* **Requirement**:
Each record that follows must be given again without alteration.

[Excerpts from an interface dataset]
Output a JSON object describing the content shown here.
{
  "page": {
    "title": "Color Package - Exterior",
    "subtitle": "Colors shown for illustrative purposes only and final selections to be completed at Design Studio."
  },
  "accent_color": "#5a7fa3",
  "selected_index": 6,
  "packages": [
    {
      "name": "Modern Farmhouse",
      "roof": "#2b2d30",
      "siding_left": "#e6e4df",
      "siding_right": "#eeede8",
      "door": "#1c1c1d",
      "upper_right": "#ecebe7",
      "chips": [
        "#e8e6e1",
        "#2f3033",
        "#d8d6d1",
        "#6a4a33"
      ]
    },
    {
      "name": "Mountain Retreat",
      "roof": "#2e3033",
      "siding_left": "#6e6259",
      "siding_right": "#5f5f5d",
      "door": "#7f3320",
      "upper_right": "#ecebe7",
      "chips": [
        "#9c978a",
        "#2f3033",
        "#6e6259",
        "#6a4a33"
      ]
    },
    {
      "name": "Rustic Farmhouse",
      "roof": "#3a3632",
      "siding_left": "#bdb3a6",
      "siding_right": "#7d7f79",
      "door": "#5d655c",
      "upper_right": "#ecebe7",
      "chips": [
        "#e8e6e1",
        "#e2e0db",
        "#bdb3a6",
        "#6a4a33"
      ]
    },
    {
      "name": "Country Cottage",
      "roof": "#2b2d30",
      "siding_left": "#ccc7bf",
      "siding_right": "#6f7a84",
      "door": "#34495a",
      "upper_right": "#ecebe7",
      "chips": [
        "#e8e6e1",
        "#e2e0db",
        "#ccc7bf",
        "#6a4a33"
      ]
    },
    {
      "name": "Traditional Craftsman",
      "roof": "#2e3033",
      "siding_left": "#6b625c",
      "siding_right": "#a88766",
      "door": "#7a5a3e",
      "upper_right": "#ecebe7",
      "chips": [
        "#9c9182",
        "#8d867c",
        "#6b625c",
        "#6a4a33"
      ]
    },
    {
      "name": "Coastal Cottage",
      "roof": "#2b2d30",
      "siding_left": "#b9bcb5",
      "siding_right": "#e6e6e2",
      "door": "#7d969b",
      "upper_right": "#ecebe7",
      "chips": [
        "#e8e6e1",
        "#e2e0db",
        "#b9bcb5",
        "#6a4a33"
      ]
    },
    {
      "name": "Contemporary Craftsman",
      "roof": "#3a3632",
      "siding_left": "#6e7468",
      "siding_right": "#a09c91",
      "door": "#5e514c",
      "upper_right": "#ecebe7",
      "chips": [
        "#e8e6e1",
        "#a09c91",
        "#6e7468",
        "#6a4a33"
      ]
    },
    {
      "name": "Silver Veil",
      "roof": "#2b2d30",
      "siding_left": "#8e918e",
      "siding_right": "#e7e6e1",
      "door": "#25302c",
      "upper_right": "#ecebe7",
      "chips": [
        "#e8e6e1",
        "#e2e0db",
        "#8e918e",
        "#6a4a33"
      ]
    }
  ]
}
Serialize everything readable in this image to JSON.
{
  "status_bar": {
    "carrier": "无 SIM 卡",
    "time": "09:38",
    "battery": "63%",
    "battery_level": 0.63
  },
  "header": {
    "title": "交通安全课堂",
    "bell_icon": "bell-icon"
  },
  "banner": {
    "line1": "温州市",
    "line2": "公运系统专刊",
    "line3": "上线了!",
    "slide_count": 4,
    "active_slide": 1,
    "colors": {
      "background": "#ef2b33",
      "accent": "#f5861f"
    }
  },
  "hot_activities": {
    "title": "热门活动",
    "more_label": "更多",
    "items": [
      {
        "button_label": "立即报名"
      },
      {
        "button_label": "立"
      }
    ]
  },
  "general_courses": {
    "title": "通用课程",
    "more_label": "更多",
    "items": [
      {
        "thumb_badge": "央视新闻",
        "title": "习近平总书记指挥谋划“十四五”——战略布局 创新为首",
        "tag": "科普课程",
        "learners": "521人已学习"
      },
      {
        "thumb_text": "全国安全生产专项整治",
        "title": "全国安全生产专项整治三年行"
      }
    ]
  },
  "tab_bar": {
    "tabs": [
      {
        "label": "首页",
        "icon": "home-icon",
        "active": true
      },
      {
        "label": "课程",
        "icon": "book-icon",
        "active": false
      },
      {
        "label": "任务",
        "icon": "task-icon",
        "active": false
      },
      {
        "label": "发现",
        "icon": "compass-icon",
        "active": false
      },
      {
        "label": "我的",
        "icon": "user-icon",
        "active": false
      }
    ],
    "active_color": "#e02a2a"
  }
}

* **Solution to this task**:
Output a JSON object describing the content shown here.
{
  "page": {
    "title": "Color Package - Exterior",
    "subtitle": "Colors shown for illustrative purposes only and final selections to be completed at Design Studio."
  },
  "accent_color": "#5a7fa3",
  "selected_index": 6,
  "packages": [
    {
      "name": "Modern Farmhouse",
      "roof": "#2b2d30",
      "siding_left": "#e6e4df",
      "siding_right": "#eeede8",
      "door": "#1c1c1d",
      "upper_right": "#ecebe7",
      "chips": [
        "#e8e6e1",
        "#2f3033",
        "#d8d6d1",
        "#6a4a33"
      ]
    },
    {
      "name": "Mountain Retreat",
      "roof": "#2e3033",
      "siding_left": "#6e6259",
      "siding_right": "#5f5f5d",
      "door": "#7f3320",
      "upper_right": "#ecebe7",
      "chips": [
        "#9c978a",
        "#2f3033",
        "#6e6259",
        "#6a4a33"
      ]
    },
    {
      "name": "Rustic Farmhouse",
      "roof": "#3a3632",
      "siding_left": "#bdb3a6",
      "siding_right": "#7d7f79",
      "door": "#5d655c",
      "upper_right": "#ecebe7",
      "chips": [
        "#e8e6e1",
        "#e2e0db",
        "#bdb3a6",
        "#6a4a33"
      ]
    },
    {
      "name": "Country Cottage",
      "roof": "#2b2d30",
      "siding_left": "#ccc7bf",
      "siding_right": "#6f7a84",
      "door": "#34495a",
      "upper_right": "#ecebe7",
      "chips": [
        "#e8e6e1",
        "#e2e0db",
        "#ccc7bf",
        "#6a4a33"
      ]
    },
    {
      "name": "Traditional Craftsman",
      "roof": "#2e3033",
      "siding_left": "#6b625c",
      "siding_right": "#a88766",
      "door": "#7a5a3e",
      "upper_right": "#ecebe7",
      "chips": [
        "#9c9182",
        "#8d867c",
        "#6b625c",
        "#6a4a33"
      ]
    },
    {
      "name": "Coastal Cottage",
      "roof": "#2b2d30",
      "siding_left": "#b9bcb5",
      "siding_right": "#e6e6e2",
      "door": "#7d969b",
      "upper_right": "#ecebe7",
      "chips": [
        "#e8e6e1",
        "#e2e0db",
        "#b9bcb5",
        "#6a4a33"
      ]
    },
    {
      "name": "Contemporary Craftsman",
      "roof": "#3a3632",
      "siding_left": "#6e7468",
      "siding_right": "#a09c91",
      "door": "#5e514c",
      "upper_right": "#ecebe7",
      "chips": [
        "#e8e6e1",
        "#a09c91",
        "#6e7468",
        "#6a4a33"
      ]
    },
    {
      "name": "Silver Veil",
      "roof": "#2b2d30",
      "siding_left": "#8e918e",
      "siding_right": "#e7e6e1",
      "door": "#25302c",
      "upper_right": "#ecebe7",
      "chips": [
        "#e8e6e1",
        "#e2e0db",
        "#8e918e",
        "#6a4a33"
      ]
    }
  ]
}
Serialize everything readable in this image to JSON.
{
  "status_bar": {
    "carrier": "无 SIM 卡",
    "time": "09:38",
    "battery": "63%",
    "battery_level": 0.63
  },
  "header": {
    "title": "交通安全课堂",
    "bell_icon": "bell-icon"
  },
  "banner": {
    "line1": "温州市",
    "line2": "公运系统专刊",
    "line3": "上线了!",
    "slide_count": 4,
    "active_slide": 1,
    "colors": {
      "background": "#ef2b33",
      "accent": "#f5861f"
    }
  },
  "hot_activities": {
    "title": "热门活动",
    "more_label": "更多",
    "items": [
      {
        "button_label": "立即报名"
      },
      {
        "button_label": "立"
      }
    ]
  },
  "general_courses": {
    "title": "通用课程",
    "more_label": "更多",
    "items": [
      {
        "thumb_badge": "央视新闻",
        "title": "习近平总书记指挥谋划“十四五”——战略布局 创新为首",
        "tag": "科普课程",
        "learners": "521人已学习"
      },
      {
        "thumb_text": "全国安全生产专项整治",
        "title": "全国安全生产专项整治三年行"
      }
    ]
  },
  "tab_bar": {
    "tabs": [
      {
        "label": "首页",
        "icon": "home-icon",
        "active": true
      },
      {
        "label": "课程",
        "icon": "book-icon",
        "active": false
      },
      {
        "label": "任务",
        "icon": "task-icon",
        "active": false
      },
      {
        "label": "发现",
        "icon": "compass-icon",
        "active": false
      },
      {
        "label": "我的",
        "icon": "user-icon",
        "active": false
      }
    ],
    "active_color": "#e02a2a"
  }
}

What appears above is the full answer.